by the mild climate and abundance of grazing land, the settlers raised
cattle and sheep. Dairying, timber harvesting, and mining were also
important to the economy of the settlement. Escalante remained an outpost
on the Mormon frontier for many years and was the last community through
which the famous Hole-in-the Rock expedition passed in 1879 on its epic
six-month journey to the San Juan River in southeastern Utah.
with beautiful topography, fertile lands, and a relatively long growing
season, Escalante has been called the "Land of the Sleeping Rainbow."
The early pioneer settlers built more than fifty homes of native brick
which stand as a legacy today. The town was laid out on the "Zion Plan,"
with four homes to the block and ten-acre farms surrounding it. Wide
streets and neatly landscaped yards with corrals and barns are still
characteristic of the town.
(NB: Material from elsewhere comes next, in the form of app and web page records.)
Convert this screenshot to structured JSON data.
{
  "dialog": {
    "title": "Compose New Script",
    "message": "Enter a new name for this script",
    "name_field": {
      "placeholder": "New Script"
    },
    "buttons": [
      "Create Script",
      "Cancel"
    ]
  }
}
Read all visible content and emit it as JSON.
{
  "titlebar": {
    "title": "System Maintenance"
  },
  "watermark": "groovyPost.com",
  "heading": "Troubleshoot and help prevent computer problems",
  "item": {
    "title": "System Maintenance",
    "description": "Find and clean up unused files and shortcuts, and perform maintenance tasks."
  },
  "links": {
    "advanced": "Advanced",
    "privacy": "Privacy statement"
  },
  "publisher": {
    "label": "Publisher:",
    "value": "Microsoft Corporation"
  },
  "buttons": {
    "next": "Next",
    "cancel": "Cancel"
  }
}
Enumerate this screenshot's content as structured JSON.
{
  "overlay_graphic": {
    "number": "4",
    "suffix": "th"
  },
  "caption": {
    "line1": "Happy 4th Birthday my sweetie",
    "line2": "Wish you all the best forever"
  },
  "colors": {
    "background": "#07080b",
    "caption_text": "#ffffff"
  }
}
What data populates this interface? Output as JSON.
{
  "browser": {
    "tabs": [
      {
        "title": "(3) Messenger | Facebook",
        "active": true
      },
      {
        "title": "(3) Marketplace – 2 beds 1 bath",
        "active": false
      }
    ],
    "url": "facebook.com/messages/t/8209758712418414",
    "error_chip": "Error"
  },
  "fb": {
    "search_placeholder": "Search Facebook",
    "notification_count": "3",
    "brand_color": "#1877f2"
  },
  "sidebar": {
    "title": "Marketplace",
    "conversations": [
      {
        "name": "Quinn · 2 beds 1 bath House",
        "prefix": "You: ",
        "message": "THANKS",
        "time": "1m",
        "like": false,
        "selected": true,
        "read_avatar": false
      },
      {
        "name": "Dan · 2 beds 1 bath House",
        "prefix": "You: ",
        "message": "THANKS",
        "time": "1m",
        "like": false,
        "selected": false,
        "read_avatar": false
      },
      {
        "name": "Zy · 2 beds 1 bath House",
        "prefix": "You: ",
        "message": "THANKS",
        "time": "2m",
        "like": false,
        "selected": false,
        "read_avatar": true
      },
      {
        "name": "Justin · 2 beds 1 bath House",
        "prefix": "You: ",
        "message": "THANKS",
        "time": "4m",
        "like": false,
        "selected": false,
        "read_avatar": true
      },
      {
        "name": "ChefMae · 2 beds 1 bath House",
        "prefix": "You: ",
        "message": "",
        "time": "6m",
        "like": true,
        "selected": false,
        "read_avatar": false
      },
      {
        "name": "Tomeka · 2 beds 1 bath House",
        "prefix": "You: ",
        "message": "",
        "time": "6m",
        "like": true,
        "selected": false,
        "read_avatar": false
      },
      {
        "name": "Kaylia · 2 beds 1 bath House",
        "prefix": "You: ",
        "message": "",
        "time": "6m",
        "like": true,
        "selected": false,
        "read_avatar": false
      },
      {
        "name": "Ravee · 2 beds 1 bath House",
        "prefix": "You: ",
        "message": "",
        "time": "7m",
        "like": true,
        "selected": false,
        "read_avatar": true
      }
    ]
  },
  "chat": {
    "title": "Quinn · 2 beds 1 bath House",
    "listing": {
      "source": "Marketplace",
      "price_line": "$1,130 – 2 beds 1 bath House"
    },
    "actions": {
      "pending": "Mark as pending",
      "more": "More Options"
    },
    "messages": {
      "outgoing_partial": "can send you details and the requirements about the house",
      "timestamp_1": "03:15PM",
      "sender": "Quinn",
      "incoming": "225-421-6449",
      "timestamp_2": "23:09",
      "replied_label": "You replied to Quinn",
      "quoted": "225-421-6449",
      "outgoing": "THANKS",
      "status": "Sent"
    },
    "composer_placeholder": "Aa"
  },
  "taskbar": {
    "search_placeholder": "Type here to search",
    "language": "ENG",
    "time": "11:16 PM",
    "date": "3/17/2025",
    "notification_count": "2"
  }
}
Home industries, including gardening, home
canning, livestock raising, quilting and making of handicrafts continue
as a rich part of the community life.